Their 1974 debut album, Meet The Residents (reviewed here), took a while to take hold. People were too busy searching for the dark side of the moon (spoiler: there is no dark side in the moon really; as a matter of fact, it’s all dark, you fools!). Though the the Nazi imagery in the artwork was, unsurprisingly, misunderstood by more than a few people, 1976’s The Third Reich ‘n Roll was a commentary on how rock ‘n roll brainwashed the youth of the world, its mashup of sounds, styles and samples an act of cultural sabotage, bringing down the walls from within. And then along came three, Fingerprince, their 1977 entry in the competition of calamity and creativity. Avant-garde and minimalist, it was no match for punk’s palatability. The Sex Pistols did it all, after all. They copied all the styles – of the 50s at least, stole all the chords – all the barre chords at least, spat on the melodies, and repacked rage in a profitable postmodern package. Nope, there was nobody before, during or after The Sex Pistols. Nothing. Just the void.
The void must have taken a rest soon after – or left a gap – because, an oddity for the band, the first pressings of 1978’s 7-song EP Duck Stab quickly sold out and so it was quickly re-released as an album twinned with Buster and Glen on side two to soon cement the band’s cult following and establish them as an almost-commercial entity. Unhinged, demented, and nightmare-inducing, the sinister sounds that swirled and swilled into the swollen ears of the era had somehow been crafted into short and jaunty tunes that perhaps not quite but almost do resemble the pop song, without the obvious verse/chorus structure. Their fifteen minutes of fame loomed. But no. Heads had begun talking, The Stones were banging on about some girls, Bob Marley was wailing away, and the man machine occupying some German power station was nudging us into the electronic automation of the 80s.
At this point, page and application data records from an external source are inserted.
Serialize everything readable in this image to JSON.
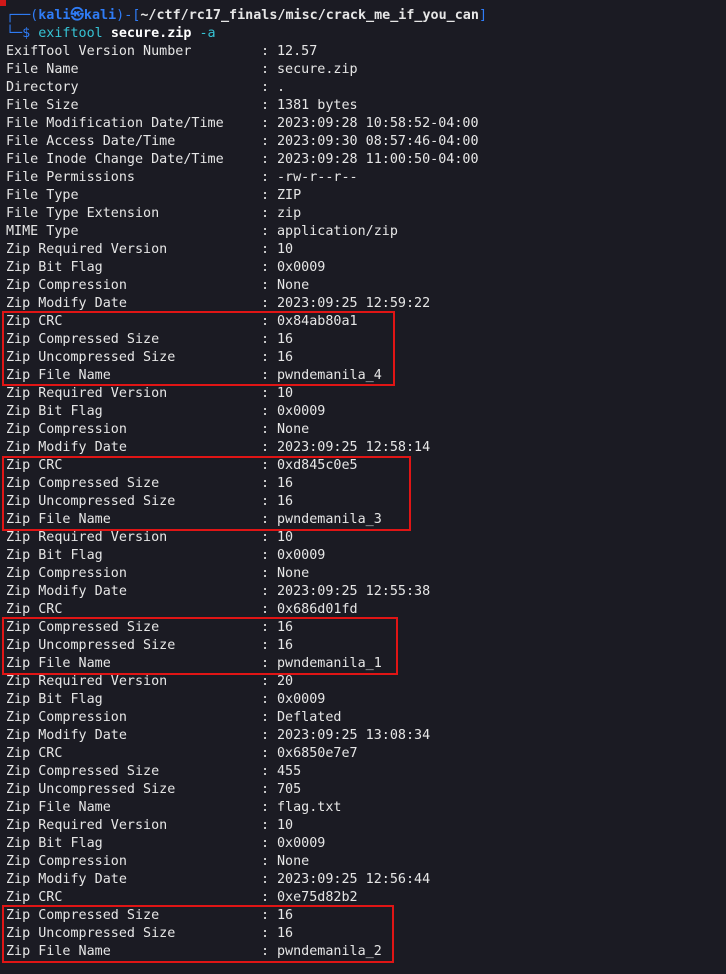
{
  "prompt": {
    "box_top": "┌──(",
    "user": "kali㉿kali",
    "bracket_mid": ")-[",
    "path": "~/ctf/rc17_finals/misc/crack_me_if_you_can",
    "bracket_end": "]",
    "box_bottom": "└─",
    "dollar": "$",
    "command": "exiftool",
    "argument": "secure.zip",
    "flag": "-a"
  },
  "rows": [
    {
      "key": "ExifTool Version Number",
      "value": "12.57"
    },
    {
      "key": "File Name",
      "value": "secure.zip"
    },
    {
      "key": "Directory",
      "value": "."
    },
    {
      "key": "File Size",
      "value": "1381 bytes"
    },
    {
      "key": "File Modification Date/Time",
      "value": "2023:09:28 10:58:52-04:00"
    },
    {
      "key": "File Access Date/Time",
      "value": "2023:09:30 08:57:46-04:00"
    },
    {
      "key": "File Inode Change Date/Time",
      "value": "2023:09:28 11:00:50-04:00"
    },
    {
      "key": "File Permissions",
      "value": "-rw-r--r--"
    },
    {
      "key": "File Type",
      "value": "ZIP"
    },
    {
      "key": "File Type Extension",
      "value": "zip"
    },
    {
      "key": "MIME Type",
      "value": "application/zip"
    },
    {
      "key": "Zip Required Version",
      "value": "10"
    },
    {
      "key": "Zip Bit Flag",
      "value": "0x0009"
    },
    {
      "key": "Zip Compression",
      "value": "None"
    },
    {
      "key": "Zip Modify Date",
      "value": "2023:09:25 12:59:22"
    },
    {
      "key": "Zip CRC",
      "value": "0x84ab80a1"
    },
    {
      "key": "Zip Compressed Size",
      "value": "16"
    },
    {
      "key": "Zip Uncompressed Size",
      "value": "16"
    },
    {
      "key": "Zip File Name",
      "value": "pwndemanila_4"
    },
    {
      "key": "Zip Required Version",
      "value": "10"
    },
    {
      "key": "Zip Bit Flag",
      "value": "0x0009"
    },
    {
      "key": "Zip Compression",
      "value": "None"
    },
    {
      "key": "Zip Modify Date",
      "value": "2023:09:25 12:58:14"
    },
    {
      "key": "Zip CRC",
      "value": "0xd845c0e5"
    },
    {
      "key": "Zip Compressed Size",
      "value": "16"
    },
    {
      "key": "Zip Uncompressed Size",
      "value": "16"
    },
    {
      "key": "Zip File Name",
      "value": "pwndemanila_3"
    },
    {
      "key": "Zip Required Version",
      "value": "10"
    },
    {
      "key": "Zip Bit Flag",
      "value": "0x0009"
    },
    {
      "key": "Zip Compression",
      "value": "None"
    },
    {
      "key": "Zip Modify Date",
      "value": "2023:09:25 12:55:38"
    },
    {
      "key": "Zip CRC",
      "value": "0x686d01fd"
    },
    {
      "key": "Zip Compressed Size",
      "value": "16"
    },
    {
      "key": "Zip Uncompressed Size",
      "value": "16"
    },
    {
      "key": "Zip File Name",
      "value": "pwndemanila_1"
    },
    {
      "key": "Zip Required Version",
      "value": "20"
    },
    {
      "key": "Zip Bit Flag",
      "value": "0x0009"
    },
    {
      "key": "Zip Compression",
      "value": "Deflated"
    },
    {
      "key": "Zip Modify Date",
      "value": "2023:09:25 13:08:34"
    },
    {
      "key": "Zip CRC",
      "value": "0x6850e7e7"
    },
    {
      "key": "Zip Compressed Size",
      "value": "455"
    },
    {
      "key": "Zip Uncompressed Size",
      "value": "705"
    },
    {
      "key": "Zip File Name",
      "value": "flag.txt"
    },
    {
      "key": "Zip Required Version",
      "value": "10"
    },
    {
      "key": "Zip Bit Flag",
      "value": "0x0009"
    },
    {
      "key": "Zip Compression",
      "value": "None"
    },
    {
      "key": "Zip Modify Date",
      "value": "2023:09:25 12:56:44"
    },
    {
      "key": "Zip CRC",
      "value": "0xe75d82b2"
    },
    {
      "key": "Zip Compressed Size",
      "value": "16"
    },
    {
      "key": "Zip Uncompressed Size",
      "value": "16"
    },
    {
      "key": "Zip File Name",
      "value": "pwndemanila_2"
    }
  ],
  "separator": ":",
  "colors": {
    "background": "#1b1b23",
    "text": "#e6e6e6",
    "prompt_blue": "#2f7cf6",
    "command_cyan": "#36c3d4",
    "highlight_red": "#e01515"
  }
}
And so, a mere forty-five years later, Cherry Red Records are about to cash in on all the unearthly success that this ear-twisting collection avoided all those years ago by releasing it as a double LP along with some more wonderfully weird and wired extras, just for you. Duck Stab and its chums, Buster and Glen, are accompanied by the wonderfully branded ‘Shitty Rock ‘N Roll Rdx Suite (The ‘Duck Stab’ Multitrack tapes)’, a reworked and remixed suite produced by The Residents using the album’s original multitrack tapes, on side three, and a bunch of other delights from those drunken punken (not quite) days on side four. Wrapped in the album’s long out of print original sleeve artwork, this is a very disturbing package. With all its addendums, this release of Duck Stab is hallucination without the drugs, chaos without the morning-after mess, uneasy listening without the discontentment.
Cherry Red Records are doing a stellar job of looking after The Residents back catalogue, and the work that the band, the production team and the label are putting into these re-releases is outstanding. Cherry Red have a few more Residents releases coming soon so take the opportunity to get hold of this now. Oh, can you imagine the fine collection you will soon have for those Sunday get-togethers with the barely tolerable members of your family and their noisy, sugared-up, tech-suckered kids? Hey Grandma, where were you when this was a hit? Oh, you were listening to The Beatles. Still? In the 70s? I guess The Pistols weren’t really your thing, huh…
Words by Jason Guest
Released on 19 May 2023 by Cherry Red Records and available here
Side One: Duck Stab
2 Sinister Exaggerator
3 The Booker Tease
4 Blue Rosebuds
5 Laughing Song
6 Bach Is Dead
7 Elvis And His Boss
Side Two: Buster & Glen
1 Lizard Lady
3 Birthday Boy
4 Weight-Lifting Lulu
5 Krafty Cheese
6 Hello Skinny
7 The Electrocutioner
Side Three: Shitty Rock ‘N Roll Rdx Suite
(The ‘Duck Stab’ Multitrack tapes)
1 Santa Dog ’78
2 Guylum Bardot ’78
3 Soulful Sax
4 Ow Bout That (Instrumental)
5 When Johnny Comes Marching
7 Bach Is Dead (1982 Rehearsal)
8 Birthday Boy (1982 Rehearsal)
9 Constantinople (1982 Rehearsal)